The records sit below this line. Repeat all of them exactly.

Stored entries |
=== Section Start ===
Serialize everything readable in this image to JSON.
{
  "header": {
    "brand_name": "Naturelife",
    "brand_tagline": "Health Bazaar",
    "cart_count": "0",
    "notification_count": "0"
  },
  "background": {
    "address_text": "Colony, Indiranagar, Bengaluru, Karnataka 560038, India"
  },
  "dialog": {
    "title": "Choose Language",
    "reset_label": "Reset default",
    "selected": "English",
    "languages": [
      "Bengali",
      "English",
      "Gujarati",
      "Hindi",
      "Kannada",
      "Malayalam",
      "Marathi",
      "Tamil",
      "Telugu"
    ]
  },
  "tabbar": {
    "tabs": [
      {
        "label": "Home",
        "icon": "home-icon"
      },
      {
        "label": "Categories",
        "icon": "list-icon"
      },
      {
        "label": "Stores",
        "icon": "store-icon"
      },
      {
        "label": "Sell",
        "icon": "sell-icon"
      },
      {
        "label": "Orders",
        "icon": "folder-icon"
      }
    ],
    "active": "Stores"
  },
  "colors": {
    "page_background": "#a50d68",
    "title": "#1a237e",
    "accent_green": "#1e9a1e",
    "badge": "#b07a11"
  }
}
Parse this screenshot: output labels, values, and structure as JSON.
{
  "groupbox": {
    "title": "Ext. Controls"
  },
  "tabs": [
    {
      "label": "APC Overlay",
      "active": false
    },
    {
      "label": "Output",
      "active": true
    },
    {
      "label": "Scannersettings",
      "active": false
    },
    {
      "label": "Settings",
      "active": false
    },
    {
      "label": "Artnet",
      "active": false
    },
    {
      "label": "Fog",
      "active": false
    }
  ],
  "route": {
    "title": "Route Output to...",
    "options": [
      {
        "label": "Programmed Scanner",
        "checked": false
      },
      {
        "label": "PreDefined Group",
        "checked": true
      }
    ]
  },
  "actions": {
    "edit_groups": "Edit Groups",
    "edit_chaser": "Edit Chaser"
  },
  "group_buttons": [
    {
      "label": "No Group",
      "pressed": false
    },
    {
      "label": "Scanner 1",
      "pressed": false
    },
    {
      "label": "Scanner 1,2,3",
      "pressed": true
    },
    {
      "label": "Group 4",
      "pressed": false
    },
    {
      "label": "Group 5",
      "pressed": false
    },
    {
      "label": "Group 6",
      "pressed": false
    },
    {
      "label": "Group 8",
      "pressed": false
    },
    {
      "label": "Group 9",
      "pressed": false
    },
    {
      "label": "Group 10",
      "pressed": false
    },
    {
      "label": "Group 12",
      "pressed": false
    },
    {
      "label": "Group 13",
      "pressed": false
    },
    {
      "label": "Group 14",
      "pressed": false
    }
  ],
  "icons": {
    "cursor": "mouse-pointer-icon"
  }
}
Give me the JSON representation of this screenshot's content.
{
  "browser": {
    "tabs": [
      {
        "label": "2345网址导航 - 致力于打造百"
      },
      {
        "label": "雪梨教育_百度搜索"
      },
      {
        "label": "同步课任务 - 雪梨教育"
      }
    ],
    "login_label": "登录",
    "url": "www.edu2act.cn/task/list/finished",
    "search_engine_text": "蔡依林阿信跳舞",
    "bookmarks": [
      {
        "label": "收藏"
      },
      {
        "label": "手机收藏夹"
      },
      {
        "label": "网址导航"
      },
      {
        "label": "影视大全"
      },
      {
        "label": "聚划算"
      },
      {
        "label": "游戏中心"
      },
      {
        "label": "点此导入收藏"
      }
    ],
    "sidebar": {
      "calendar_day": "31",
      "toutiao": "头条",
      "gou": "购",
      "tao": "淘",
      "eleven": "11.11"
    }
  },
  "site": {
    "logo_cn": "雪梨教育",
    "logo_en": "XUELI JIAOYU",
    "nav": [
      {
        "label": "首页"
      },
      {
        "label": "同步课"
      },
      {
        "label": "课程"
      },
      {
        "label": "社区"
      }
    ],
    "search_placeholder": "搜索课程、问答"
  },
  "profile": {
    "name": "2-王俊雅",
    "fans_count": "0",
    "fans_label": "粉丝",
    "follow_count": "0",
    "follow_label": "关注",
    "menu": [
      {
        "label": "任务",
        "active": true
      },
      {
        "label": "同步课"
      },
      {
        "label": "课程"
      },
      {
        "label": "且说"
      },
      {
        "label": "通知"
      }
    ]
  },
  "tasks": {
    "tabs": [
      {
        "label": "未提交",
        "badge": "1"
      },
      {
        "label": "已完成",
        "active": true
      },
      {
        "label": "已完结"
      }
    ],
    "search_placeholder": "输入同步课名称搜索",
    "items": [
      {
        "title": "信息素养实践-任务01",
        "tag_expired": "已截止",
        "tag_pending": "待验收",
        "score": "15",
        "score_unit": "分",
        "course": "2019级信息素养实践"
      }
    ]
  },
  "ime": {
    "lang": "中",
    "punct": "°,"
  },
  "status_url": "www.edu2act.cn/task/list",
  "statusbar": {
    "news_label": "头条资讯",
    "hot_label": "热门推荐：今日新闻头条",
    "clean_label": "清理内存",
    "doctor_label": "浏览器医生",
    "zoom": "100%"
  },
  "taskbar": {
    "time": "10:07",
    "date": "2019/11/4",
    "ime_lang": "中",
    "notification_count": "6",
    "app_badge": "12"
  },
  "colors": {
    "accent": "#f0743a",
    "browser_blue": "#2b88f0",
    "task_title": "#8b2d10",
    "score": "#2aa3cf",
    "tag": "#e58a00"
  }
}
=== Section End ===
ANSWER |
Serialize everything readable in this image to JSON.
{
  "header": {
    "brand_name": "Naturelife",
    "brand_tagline": "Health Bazaar",
    "cart_count": "0",
    "notification_count": "0"
  },
  "background": {
    "address_text": "Colony, Indiranagar, Bengaluru, Karnataka 560038, India"
  },
  "dialog": {
    "title": "Choose Language",
    "reset_label": "Reset default",
    "selected": "English",
    "languages": [
      "Bengali",
      "English",
      "Gujarati",
      "Hindi",
      "Kannada",
      "Malayalam",
      "Marathi",
      "Tamil",
      "Telugu"
    ]
  },
  "tabbar": {
    "tabs": [
      {
        "label": "Home",
        "icon": "home-icon"
      },
      {
        "label": "Categories",
        "icon": "list-icon"
      },
      {
        "label": "Stores",
        "icon": "store-icon"
      },
      {
        "label": "Sell",
        "icon": "sell-icon"
      },
      {
        "label": "Orders",
        "icon": "folder-icon"
      }
    ],
    "active": "Stores"
  },
  "colors": {
    "page_background": "#a50d68",
    "title": "#1a237e",
    "accent_green": "#1e9a1e",
    "badge": "#b07a11"
  }
}
Parse this screenshot: output labels, values, and structure as JSON.
{
  "groupbox": {
    "title": "Ext. Controls"
  },
  "tabs": [
    {
      "label": "APC Overlay",
      "active": false
    },
    {
      "label": "Output",
      "active": true
    },
    {
      "label": "Scannersettings",
      "active": false
    },
    {
      "label": "Settings",
      "active": false
    },
    {
      "label": "Artnet",
      "active": false
    },
    {
      "label": "Fog",
      "active": false
    }
  ],
  "route": {
    "title": "Route Output to...",
    "options": [
      {
        "label": "Programmed Scanner",
        "checked": false
      },
      {
        "label": "PreDefined Group",
        "checked": true
      }
    ]
  },
  "actions": {
    "edit_groups": "Edit Groups",
    "edit_chaser": "Edit Chaser"
  },
  "group_buttons": [
    {
      "label": "No Group",
      "pressed": false
    },
    {
      "label": "Scanner 1",
      "pressed": false
    },
    {
      "label": "Scanner 1,2,3",
      "pressed": true
    },
    {
      "label": "Group 4",
      "pressed": false
    },
    {
      "label": "Group 5",
      "pressed": false
    },
    {
      "label": "Group 6",
      "pressed": false
    },
    {
      "label": "Group 8",
      "pressed": false
    },
    {
      "label": "Group 9",
      "pressed": false
    },
    {
      "label": "Group 10",
      "pressed": false
    },
    {
      "label": "Group 12",
      "pressed": false
    },
    {
      "label": "Group 13",
      "pressed": false
    },
    {
      "label": "Group 14",
      "pressed": false
    }
  ],
  "icons": {
    "cursor": "mouse-pointer-icon"
  }
}
Give me the JSON representation of this screenshot's content.
{
  "browser": {
    "tabs": [
      {
        "label": "2345网址导航 - 致力于打造百"
      },
      {
        "label": "雪梨教育_百度搜索"
      },
      {
        "label": "同步课任务 - 雪梨教育"
      }
    ],
    "login_label": "登录",
    "url": "www.edu2act.cn/task/list/finished",
    "search_engine_text": "蔡依林阿信跳舞",
    "bookmarks": [
      {
        "label": "收藏"
      },
      {
        "label": "手机收藏夹"
      },
      {
        "label": "网址导航"
      },
      {
        "label": "影视大全"
      },
      {
        "label": "聚划算"
      },
      {
        "label": "游戏中心"
      },
      {
        "label": "点此导入收藏"
      }
    ],
    "sidebar": {
      "calendar_day": "31",
      "toutiao": "头条",
      "gou": "购",
      "tao": "淘",
      "eleven": "11.11"
    }
  },
  "site": {
    "logo_cn": "雪梨教育",
    "logo_en": "XUELI JIAOYU",
    "nav": [
      {
        "label": "首页"
      },
      {
        "label": "同步课"
      },
      {
        "label": "课程"
      },
      {
        "label": "社区"
      }
    ],
    "search_placeholder": "搜索课程、问答"
  },
  "profile": {
    "name": "2-王俊雅",
    "fans_count": "0",
    "fans_label": "粉丝",
    "follow_count": "0",
    "follow_label": "关注",
    "menu": [
      {
        "label": "任务",
        "active": true
      },
      {
        "label": "同步课"
      },
      {
        "label": "课程"
      },
      {
        "label": "且说"
      },
      {
        "label": "通知"
      }
    ]
  },
  "tasks": {
    "tabs": [
      {
        "label": "未提交",
        "badge": "1"
      },
      {
        "label": "已完成",
        "active": true
      },
      {
        "label": "已完结"
      }
    ],
    "search_placeholder": "输入同步课名称搜索",
    "items": [
      {
        "title": "信息素养实践-任务01",
        "tag_expired": "已截止",
        "tag_pending": "待验收",
        "score": "15",
        "score_unit": "分",
        "course": "2019级信息素养实践"
      }
    ]
  },
  "ime": {
    "lang": "中",
    "punct": "°,"
  },
  "status_url": "www.edu2act.cn/task/list",
  "statusbar": {
    "news_label": "头条资讯",
    "hot_label": "热门推荐：今日新闻头条",
    "clean_label": "清理内存",
    "doctor_label": "浏览器医生",
    "zoom": "100%"
  },
  "taskbar": {
    "time": "10:07",
    "date": "2019/11/4",
    "ime_lang": "中",
    "notification_count": "6",
    "app_badge": "12"
  },
  "colors": {
    "accent": "#f0743a",
    "browser_blue": "#2b88f0",
    "task_title": "#8b2d10",
    "score": "#2aa3cf",
    "tag": "#e58a00"
  }
}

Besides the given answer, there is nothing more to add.